Back at home, Jeff models the uniform. In his enthusiasm he nearly knocks over the vase in the foyer. Donna and Alex both confess their feelings toward the vase and the vase is tagged for next years charity auction.
Flexibility is essential any relationship.
This was, in large part, an episode about parenting. However, since I am not a parent I am not going to focus on that aspect of things. I certainly have opinions about childrearing, I have taught for a dozen years, but nothing irritates parents more than listening to non-parents talk about raising kids. I get it.
What I liked about this episode was how Donna and Alex were able focus on the main goal and make adjustments to accomplish the goal. Here the goal was teaching Jeff to value his possessions and the money and work it takes to acquire things. I believe that Jeff learned the lesson, but Donna and Alex had to adjust their game plan as the episode unfolded.
This lesson is one I have had a hard time with. I am a girl who likes a plan, and once that plan is established I tend to cling to it like a barnacle to a rock. Learning flexibility has been something I have really had to work on, I’ve gotten better but I still tend to cling to planned path when I am feeling stressed and overwhelmed.

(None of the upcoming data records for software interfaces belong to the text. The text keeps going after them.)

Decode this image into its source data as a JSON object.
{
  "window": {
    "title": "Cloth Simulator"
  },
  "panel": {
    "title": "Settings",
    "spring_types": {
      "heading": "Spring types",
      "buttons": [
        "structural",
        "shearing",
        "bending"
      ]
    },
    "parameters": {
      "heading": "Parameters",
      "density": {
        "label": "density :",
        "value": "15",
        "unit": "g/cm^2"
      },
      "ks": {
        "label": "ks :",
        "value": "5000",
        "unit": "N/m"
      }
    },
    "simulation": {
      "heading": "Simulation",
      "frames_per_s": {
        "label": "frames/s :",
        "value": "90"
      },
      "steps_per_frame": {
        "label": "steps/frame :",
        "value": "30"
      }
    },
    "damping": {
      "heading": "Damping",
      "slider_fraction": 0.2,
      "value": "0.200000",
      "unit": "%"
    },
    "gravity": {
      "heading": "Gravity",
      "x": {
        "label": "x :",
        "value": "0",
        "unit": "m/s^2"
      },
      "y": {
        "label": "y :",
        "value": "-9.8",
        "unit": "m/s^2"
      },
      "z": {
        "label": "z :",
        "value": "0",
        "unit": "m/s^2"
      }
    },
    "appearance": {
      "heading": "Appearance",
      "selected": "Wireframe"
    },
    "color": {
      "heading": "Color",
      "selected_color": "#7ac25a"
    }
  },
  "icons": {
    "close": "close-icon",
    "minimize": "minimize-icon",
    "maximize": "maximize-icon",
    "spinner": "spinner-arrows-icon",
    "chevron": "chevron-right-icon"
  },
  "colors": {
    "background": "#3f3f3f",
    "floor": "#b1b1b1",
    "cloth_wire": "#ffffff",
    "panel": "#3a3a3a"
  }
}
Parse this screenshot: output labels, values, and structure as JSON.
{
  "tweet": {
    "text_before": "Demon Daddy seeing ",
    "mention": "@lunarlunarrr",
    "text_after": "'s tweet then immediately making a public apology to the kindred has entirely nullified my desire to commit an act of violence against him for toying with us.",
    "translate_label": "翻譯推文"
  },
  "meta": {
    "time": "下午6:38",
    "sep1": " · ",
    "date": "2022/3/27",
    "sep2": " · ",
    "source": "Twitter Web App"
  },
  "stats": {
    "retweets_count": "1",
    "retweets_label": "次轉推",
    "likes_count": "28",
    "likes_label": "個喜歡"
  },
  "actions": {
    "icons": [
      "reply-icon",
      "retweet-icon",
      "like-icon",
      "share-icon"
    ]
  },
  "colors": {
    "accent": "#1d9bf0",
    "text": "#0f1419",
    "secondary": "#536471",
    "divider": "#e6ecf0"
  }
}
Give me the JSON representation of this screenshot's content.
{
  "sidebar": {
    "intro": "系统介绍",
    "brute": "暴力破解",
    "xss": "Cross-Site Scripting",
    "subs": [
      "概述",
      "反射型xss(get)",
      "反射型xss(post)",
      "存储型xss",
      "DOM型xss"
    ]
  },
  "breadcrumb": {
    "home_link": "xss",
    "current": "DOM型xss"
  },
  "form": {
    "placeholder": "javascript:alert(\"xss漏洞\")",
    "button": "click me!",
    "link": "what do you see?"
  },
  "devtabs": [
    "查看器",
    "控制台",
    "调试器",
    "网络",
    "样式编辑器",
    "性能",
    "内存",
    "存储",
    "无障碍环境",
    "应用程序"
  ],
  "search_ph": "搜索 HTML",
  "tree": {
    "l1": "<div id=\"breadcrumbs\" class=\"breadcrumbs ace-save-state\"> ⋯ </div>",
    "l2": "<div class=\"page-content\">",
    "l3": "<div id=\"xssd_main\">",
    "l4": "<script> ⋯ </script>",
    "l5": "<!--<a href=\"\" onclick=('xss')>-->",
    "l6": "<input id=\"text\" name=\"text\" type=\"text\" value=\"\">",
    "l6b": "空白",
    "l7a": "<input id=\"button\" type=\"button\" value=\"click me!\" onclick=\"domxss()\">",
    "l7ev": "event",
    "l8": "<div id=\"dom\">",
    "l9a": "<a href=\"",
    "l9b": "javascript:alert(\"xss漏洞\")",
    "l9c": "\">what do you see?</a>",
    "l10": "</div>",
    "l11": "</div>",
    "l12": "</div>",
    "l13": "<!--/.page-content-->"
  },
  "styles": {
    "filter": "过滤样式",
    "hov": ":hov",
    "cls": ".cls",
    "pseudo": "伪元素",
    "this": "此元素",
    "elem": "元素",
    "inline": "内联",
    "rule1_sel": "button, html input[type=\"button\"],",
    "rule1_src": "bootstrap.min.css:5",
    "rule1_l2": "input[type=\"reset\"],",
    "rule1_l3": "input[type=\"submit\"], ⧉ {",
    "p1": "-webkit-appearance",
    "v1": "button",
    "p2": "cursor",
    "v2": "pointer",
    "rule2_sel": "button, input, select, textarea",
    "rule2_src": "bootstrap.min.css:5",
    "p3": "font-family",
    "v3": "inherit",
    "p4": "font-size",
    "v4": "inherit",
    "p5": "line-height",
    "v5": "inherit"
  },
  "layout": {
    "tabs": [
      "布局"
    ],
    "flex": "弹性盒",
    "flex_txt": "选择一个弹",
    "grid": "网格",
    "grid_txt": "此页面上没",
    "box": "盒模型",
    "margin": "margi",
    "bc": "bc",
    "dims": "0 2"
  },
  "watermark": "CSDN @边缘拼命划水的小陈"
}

I suspect this need for flexibility is even more important in our generation than it was for previous generations. The days of owning one home and holding a single job seem a myth for my generation. I have always sort of idealized my parents relationship and the way the lived their lives. It’s taken me quite awhile realize that what worked for them might not be what works for us. They worked the careers they went to college for the duration of their careers. They owned two homes in 37 years of marriage. They had their first home in Maine which they had for, I believe, seven years before buying the NH home they live in to this day. I think that makes it close to thirty years they have lived in that home. They love it and I know they will be there as long as possible.
Though I used my education degree for many years, our recent move has me re-examining my career options. I truly have no idea what I will be doing a year from now. My husband studied anthropology in college, he is now a programmer. In our twelve years of marriage my husband and I have owned two homes. Home number two is more than 3,000 miles away from where we are currently residing. It’s still ours, but now it is empty as we decide on which coast we will reside on for the forseeable future.
Before we sold our first home I had a really hard time with the idea of leaving it. I mean, that was our HOME. Home seemed, to me, a geographically specific concept. It was part of who we were. In contrast, the decision to move to San Francisco was actually easier. I had learned that home was not an address, but the thing you build with your partner or your family. It may be the same spot for fifty years or it may hop coasts and continents. Home should be a reflection of the people who inhabit it. With my husband, I think our true home is a spaceship. His boundless energy, creativity, and intelligence could take us anywhere.
I don’t mean to act like these big changes don’t still freak me out, they do. But I find it helps to focus on the WHY. We move and change because that is who we want to be. We want to people who welcome new challenges and embrace new opportunities. You can’t be adventuress if you are rigid, it just doesn’t work.
I am practicing flexibility. When I do yoga I try to breathe deep and let some of the physical flexibility seep in and become emotional flexibility. I still knot, I still cramp, but as I keep at it I see and feel improvement.
Namaste, Donna Reed.